Website and app data records:
= = = = = = =

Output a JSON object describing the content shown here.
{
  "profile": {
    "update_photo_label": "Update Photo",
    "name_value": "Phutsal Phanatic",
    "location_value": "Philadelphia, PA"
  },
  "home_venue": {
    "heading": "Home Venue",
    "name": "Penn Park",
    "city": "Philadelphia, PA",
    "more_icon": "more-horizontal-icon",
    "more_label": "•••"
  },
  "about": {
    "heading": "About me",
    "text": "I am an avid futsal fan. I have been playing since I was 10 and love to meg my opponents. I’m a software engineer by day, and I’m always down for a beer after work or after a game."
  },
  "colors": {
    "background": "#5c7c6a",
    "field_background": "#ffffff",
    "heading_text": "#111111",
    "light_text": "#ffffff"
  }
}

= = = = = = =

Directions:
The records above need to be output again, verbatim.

Answer space:
Output a JSON object describing the content shown here.
{
  "profile": {
    "update_photo_label": "Update Photo",
    "name_value": "Phutsal Phanatic",
    "location_value": "Philadelphia, PA"
  },
  "home_venue": {
    "heading": "Home Venue",
    "name": "Penn Park",
    "city": "Philadelphia, PA",
    "more_icon": "more-horizontal-icon",
    "more_label": "•••"
  },
  "about": {
    "heading": "About me",
    "text": "I am an avid futsal fan. I have been playing since I was 10 and love to meg my opponents. I’m a software engineer by day, and I’m always down for a beer after work or after a game."
  },
  "colors": {
    "background": "#5c7c6a",
    "field_background": "#ffffff",
    "heading_text": "#111111",
    "light_text": "#ffffff"
  }
}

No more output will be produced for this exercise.